Is a pipeline in the Straits of Mackinac dangerous? The company that owns and operates it says not, but environmentalists say they're worried. It's a complicated issue, tied to a part of Michigan's economy that's continuously increasing - the transportation of fuel.
So what it's all about?
Federal lawmakers and environmental groups are increasingly concerned about two 61-year-old petroleum-carrying pipelines, owned and operated by Enbridge Energy Partners of Canada, running through the Straits of Mackinac between Lake Michigan and Lake Huron. Last year, the federal government OK'd an increase in the amount of oil transported through the pipeline, by about 2 million gallons a day. Enbridge says the pipeline is in good repair, but environmentalists say that because of the pipe's location — in deep water with strong currents, iced over for part of the year — a spill or leak could prove disastrous. This summer, Michigan Attorney General Bill Schuette ordered Enbridge to install additional pipeline supports. The original specs required supports every 75 feet, and some spans of the pipeline exceeded that distance unsupported.
Enbridge. Aren't they ...?
Yes. Enbridge is the company responsible for the largest inland oil spill in U.S. history. In 2010, an Enbridge-operated pipeline in Calhoun County burst, spilling about 843,000 gallons of oil into Talmadge Creek, a tributary of the Kalamazoo River. A National Transporation Safety Board report on the spill found that Enbridge had found defects in the pipe in 2005, but did not believe the problem was critical. The company didn't respond to the 2010 rupture for 17 hours because employees charged with monitoring the pipe didn't believe alarms indicating the break were genuine. Nor did the company have adequate personnel or resources on hand to respond, the report found.

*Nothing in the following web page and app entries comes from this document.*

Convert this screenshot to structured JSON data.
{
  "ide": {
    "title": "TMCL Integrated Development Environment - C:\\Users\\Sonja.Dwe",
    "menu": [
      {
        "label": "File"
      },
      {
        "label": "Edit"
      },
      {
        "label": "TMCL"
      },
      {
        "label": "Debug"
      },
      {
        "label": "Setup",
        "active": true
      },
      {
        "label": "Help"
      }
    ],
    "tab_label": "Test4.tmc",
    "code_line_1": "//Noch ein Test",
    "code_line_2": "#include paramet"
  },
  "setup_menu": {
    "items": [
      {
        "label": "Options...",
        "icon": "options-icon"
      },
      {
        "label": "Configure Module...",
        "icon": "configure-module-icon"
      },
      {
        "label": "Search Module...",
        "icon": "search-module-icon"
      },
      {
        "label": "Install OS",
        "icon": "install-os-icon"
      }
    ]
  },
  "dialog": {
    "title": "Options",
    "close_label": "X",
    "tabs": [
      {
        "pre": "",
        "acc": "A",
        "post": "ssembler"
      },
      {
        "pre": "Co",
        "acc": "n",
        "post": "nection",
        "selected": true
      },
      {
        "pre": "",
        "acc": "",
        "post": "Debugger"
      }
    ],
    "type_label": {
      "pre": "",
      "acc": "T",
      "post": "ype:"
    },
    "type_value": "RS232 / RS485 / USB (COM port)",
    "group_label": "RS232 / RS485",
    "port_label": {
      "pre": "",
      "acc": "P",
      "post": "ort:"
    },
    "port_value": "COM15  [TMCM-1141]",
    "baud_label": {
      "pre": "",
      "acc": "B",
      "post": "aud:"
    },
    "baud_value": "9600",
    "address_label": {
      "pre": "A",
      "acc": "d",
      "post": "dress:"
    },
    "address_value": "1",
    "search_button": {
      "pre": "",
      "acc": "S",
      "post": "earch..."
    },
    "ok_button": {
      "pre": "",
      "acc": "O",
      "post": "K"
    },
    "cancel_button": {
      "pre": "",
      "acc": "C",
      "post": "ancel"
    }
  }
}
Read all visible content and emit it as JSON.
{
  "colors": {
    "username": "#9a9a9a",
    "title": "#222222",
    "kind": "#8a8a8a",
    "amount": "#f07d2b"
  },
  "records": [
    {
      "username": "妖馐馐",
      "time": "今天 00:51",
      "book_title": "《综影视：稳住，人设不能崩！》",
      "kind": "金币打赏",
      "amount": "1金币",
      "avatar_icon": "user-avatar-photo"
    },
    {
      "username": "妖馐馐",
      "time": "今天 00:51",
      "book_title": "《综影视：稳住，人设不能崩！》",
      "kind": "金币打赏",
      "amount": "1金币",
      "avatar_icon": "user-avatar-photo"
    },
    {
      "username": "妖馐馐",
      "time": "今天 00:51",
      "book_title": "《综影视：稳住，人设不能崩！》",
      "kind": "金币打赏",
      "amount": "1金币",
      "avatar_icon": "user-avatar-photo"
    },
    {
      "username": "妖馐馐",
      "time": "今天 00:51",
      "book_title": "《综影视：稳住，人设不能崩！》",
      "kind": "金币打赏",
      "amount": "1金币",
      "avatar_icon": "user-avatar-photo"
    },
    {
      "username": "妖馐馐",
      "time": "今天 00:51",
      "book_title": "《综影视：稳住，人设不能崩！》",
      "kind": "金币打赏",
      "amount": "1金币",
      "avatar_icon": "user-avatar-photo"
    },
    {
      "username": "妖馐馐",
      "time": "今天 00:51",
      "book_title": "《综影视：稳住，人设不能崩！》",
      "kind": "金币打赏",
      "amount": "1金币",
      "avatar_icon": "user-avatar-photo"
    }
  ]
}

Recently, a "pinhole leak" in a stretch of the pipeline in the Upper Peninsula allowed some amount of liquid natural gas to escape. The company said there was no impact on the environment.
None of this eases environmentalists' fears about the pipelines in the Straits of Mackinac.

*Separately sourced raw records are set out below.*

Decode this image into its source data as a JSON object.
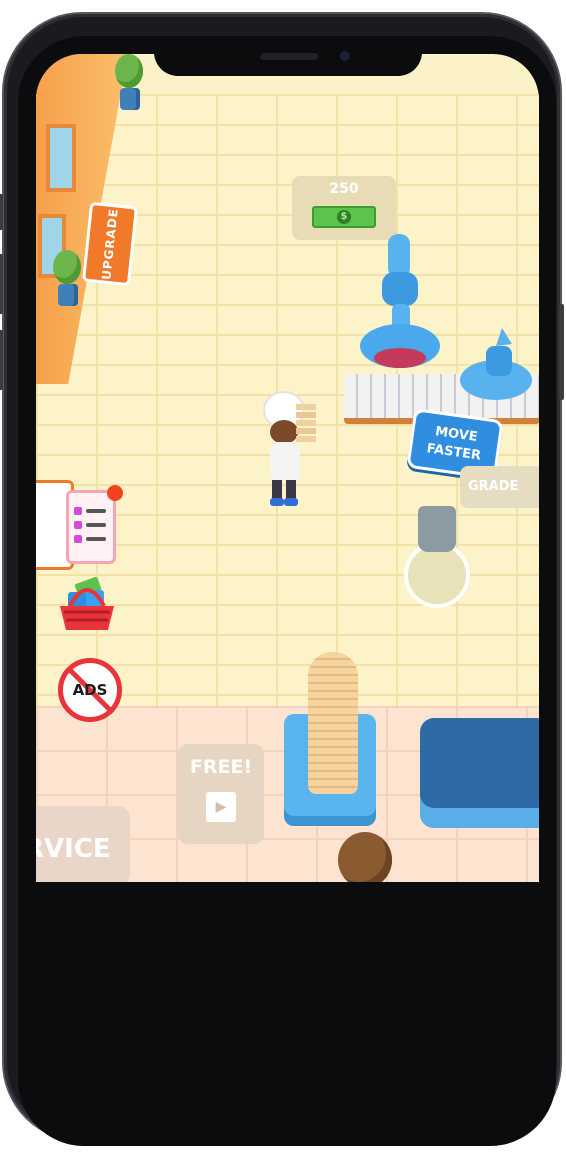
{
  "game": {
    "price_tag": {
      "amount": "250",
      "currency_icon": "dollar-bill-icon"
    },
    "upgrade_sign": "UPGRADE",
    "move_faster_badge": {
      "line1": "MOVE",
      "line2": "FASTER"
    },
    "upgrade_tag_partial": "GRADE",
    "free_tile": {
      "label": "FREE!",
      "icon": "video-ad-icon"
    },
    "service_tile": {
      "label": "RVICE"
    },
    "no_ads": {
      "label": "ADS"
    }
  },
  "colors": {
    "floor": "#fcf2c7",
    "wall": "#f7a04a",
    "accent_blue": "#2f8ee0",
    "cash_green": "#5cc44a",
    "no_ads_red": "#e8343a"
  }
}
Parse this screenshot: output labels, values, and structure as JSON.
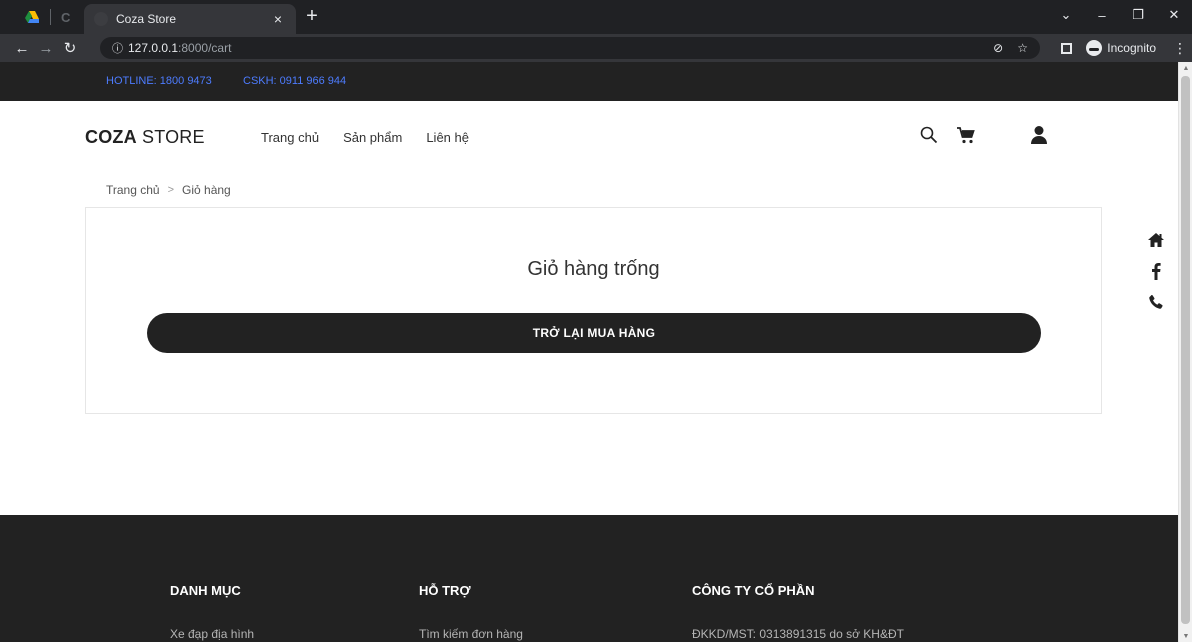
{
  "browser": {
    "tab_title": "Coza Store",
    "tab_close": "×",
    "new_tab": "+",
    "url_host": "127.0.0.1",
    "url_path": ":8000/cart",
    "incognito_label": "Incognito"
  },
  "topbar": {
    "hotline": "HOTLINE: 1800 9473",
    "cskh": "CSKH: 0911 966 944"
  },
  "header": {
    "logo_bold": "COZA",
    "logo_rest": " STORE",
    "menu": [
      "Trang chủ",
      "Sản phẩm",
      "Liên hệ"
    ]
  },
  "breadcrumb": {
    "home": "Trang chủ",
    "separator": ">",
    "current": "Giỏ hàng"
  },
  "cart": {
    "empty_message": "Giỏ hàng trống",
    "back_button": "TRỞ LẠI MUA HÀNG"
  },
  "footer": {
    "columns": [
      {
        "heading": "DANH MỤC",
        "first_item": "Xe đạp địa hình"
      },
      {
        "heading": "HỖ TRỢ",
        "first_item": "Tìm kiếm đơn hàng"
      },
      {
        "heading": "CÔNG TY CỔ PHẦN",
        "first_item": "ĐKKD/MST: 0313891315 do sở KH&ĐT"
      }
    ]
  },
  "colors": {
    "dark": "#222222",
    "hotline_blue": "#4d7cff"
  }
}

What happens to pipelines?
They get old. As pipes age, cracks and corrosion can cause ruptures. Old or poorly done welds can create weak spots. Pipes can also be damaged by digging, or theft.

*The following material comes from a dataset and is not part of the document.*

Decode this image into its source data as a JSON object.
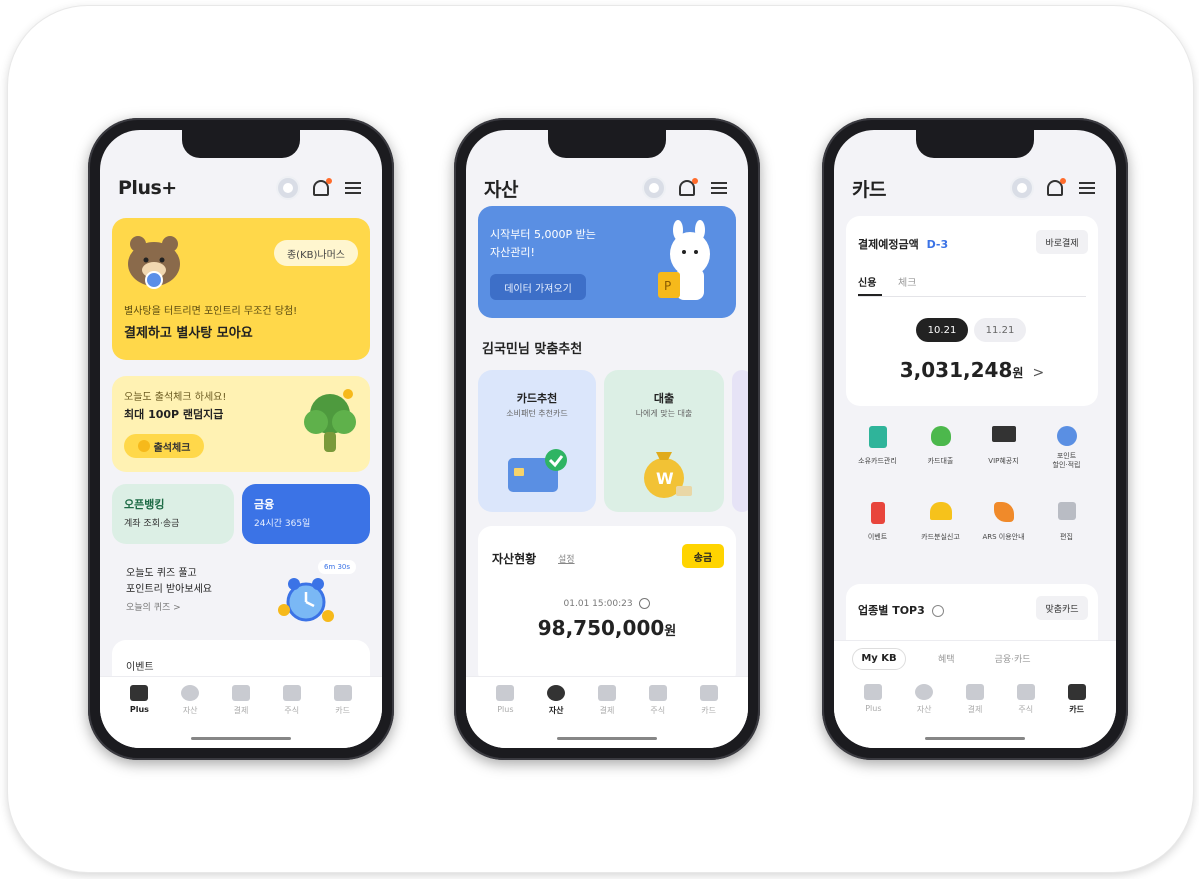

But we're prepared, right?
Uh, not so much. The U.S. Coast Guard told Free Press reporter Keith Matheny back in September that they're "not adequately equipped or prepared" for a heavy oil spill in the Great Lakes. That's the bad news. The good news is that first responders for a hypothetical Great Lakes oil spill are aware of these problems, and are developing a plan for action. Considering Michigan's increasing role in petroleum transportation, this should be a top priority.
What happens next?
Schuette and Department of Environmental Quality Director Dan Wyant have put together a task force to study how safe Michigan's petroleum pipelines are, and to evaluate the state's response capacity.
Detroit Free Press